▸ SOURCE INFORMATION:

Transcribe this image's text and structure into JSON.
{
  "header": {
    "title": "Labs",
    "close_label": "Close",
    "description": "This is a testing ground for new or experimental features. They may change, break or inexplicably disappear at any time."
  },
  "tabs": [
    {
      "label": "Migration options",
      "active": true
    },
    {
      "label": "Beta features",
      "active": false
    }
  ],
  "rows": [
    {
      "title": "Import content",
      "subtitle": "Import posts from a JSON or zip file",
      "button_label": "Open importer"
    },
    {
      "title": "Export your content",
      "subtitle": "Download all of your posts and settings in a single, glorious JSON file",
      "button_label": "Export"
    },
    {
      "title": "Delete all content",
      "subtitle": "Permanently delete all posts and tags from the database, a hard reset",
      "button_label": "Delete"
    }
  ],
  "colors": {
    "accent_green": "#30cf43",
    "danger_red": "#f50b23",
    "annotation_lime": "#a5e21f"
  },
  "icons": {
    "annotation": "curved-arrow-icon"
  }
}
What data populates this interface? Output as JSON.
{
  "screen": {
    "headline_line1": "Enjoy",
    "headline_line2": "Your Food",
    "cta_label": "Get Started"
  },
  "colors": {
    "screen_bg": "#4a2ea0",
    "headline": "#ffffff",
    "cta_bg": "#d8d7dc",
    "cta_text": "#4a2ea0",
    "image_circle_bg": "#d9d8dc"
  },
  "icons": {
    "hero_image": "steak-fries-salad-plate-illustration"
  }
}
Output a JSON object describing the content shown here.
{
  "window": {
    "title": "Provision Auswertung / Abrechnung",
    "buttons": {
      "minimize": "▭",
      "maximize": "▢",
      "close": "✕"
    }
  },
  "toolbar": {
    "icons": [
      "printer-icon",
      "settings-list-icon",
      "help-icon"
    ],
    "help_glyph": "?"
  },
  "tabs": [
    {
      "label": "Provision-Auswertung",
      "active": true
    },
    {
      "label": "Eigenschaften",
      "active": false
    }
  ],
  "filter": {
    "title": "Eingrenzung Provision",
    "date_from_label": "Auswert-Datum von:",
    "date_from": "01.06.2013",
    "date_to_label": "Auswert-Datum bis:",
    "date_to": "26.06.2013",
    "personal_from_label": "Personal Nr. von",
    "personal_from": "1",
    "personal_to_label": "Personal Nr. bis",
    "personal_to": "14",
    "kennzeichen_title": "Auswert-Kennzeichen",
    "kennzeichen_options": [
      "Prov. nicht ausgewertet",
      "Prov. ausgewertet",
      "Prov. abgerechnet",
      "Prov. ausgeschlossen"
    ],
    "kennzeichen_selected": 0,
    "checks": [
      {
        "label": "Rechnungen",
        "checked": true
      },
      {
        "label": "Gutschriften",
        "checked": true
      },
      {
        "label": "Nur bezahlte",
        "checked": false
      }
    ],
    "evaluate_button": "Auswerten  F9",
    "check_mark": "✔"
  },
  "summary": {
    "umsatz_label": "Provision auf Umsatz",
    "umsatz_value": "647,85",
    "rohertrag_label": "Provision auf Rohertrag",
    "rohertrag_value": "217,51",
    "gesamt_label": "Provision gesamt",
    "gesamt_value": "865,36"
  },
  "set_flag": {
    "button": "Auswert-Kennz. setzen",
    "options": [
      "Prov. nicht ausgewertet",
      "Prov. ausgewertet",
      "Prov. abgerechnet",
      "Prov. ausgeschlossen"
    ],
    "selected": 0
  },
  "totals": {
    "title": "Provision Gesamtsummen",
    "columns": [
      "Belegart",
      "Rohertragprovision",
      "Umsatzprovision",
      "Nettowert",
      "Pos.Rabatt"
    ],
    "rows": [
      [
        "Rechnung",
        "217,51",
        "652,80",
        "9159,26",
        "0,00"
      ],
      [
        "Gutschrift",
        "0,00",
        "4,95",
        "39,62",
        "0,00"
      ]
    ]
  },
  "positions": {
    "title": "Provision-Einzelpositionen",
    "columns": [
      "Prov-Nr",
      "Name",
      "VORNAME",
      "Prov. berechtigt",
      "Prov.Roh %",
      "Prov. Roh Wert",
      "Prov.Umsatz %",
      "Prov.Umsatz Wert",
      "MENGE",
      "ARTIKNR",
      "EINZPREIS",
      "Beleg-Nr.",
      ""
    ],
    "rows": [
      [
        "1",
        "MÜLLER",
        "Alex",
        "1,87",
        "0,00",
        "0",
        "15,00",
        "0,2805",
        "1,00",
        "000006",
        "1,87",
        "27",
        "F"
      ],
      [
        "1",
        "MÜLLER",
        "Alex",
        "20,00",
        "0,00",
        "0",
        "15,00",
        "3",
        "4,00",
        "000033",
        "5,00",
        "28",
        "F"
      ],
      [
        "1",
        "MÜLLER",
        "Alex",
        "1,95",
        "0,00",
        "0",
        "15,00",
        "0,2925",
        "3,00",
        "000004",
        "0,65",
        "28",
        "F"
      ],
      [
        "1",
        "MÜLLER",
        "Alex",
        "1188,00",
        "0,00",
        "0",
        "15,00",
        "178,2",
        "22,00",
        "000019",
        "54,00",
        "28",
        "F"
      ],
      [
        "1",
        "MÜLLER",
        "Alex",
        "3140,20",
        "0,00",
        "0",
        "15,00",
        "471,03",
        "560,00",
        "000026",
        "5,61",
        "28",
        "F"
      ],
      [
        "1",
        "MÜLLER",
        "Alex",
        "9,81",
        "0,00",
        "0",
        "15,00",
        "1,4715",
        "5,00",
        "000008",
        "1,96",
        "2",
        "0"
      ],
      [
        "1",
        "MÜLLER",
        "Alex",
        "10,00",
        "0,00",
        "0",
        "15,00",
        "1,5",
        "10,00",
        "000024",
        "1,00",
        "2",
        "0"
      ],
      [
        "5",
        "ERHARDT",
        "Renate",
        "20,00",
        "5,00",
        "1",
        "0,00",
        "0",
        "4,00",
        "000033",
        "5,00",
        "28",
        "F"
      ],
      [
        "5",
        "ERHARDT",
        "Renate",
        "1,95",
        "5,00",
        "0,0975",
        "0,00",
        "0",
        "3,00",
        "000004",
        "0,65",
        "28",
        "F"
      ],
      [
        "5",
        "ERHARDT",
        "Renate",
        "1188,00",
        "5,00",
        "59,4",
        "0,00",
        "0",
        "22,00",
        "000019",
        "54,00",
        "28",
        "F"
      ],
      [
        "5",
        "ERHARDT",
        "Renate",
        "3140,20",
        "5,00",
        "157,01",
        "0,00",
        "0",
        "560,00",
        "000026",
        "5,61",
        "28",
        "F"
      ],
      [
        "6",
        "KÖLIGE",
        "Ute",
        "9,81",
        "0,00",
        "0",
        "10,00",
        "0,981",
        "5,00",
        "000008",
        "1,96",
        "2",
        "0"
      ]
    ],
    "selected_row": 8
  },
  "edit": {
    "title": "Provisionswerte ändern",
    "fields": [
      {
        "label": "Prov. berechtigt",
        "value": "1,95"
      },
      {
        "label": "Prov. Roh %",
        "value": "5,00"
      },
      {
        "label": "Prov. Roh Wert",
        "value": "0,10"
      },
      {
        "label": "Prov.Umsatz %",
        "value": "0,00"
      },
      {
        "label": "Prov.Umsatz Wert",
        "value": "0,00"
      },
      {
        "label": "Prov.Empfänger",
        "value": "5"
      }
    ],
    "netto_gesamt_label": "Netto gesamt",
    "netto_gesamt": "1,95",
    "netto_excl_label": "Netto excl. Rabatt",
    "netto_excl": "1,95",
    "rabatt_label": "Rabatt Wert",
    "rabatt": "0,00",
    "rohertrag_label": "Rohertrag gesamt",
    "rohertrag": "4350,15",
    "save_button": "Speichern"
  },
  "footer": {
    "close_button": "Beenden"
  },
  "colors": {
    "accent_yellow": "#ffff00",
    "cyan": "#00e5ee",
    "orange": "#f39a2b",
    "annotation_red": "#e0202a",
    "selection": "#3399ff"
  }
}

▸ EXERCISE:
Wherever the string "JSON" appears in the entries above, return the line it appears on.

▸ REPLY TO THE EXERCISE:
Transcribe this image's text and structure into JSON.
      "subtitle": "Import posts from a JSON or zip file",
      "subtitle": "Download all of your posts and settings in a single, glorious JSON file",
What data populates this interface? Output as JSON.
Output a JSON object describing the content shown here.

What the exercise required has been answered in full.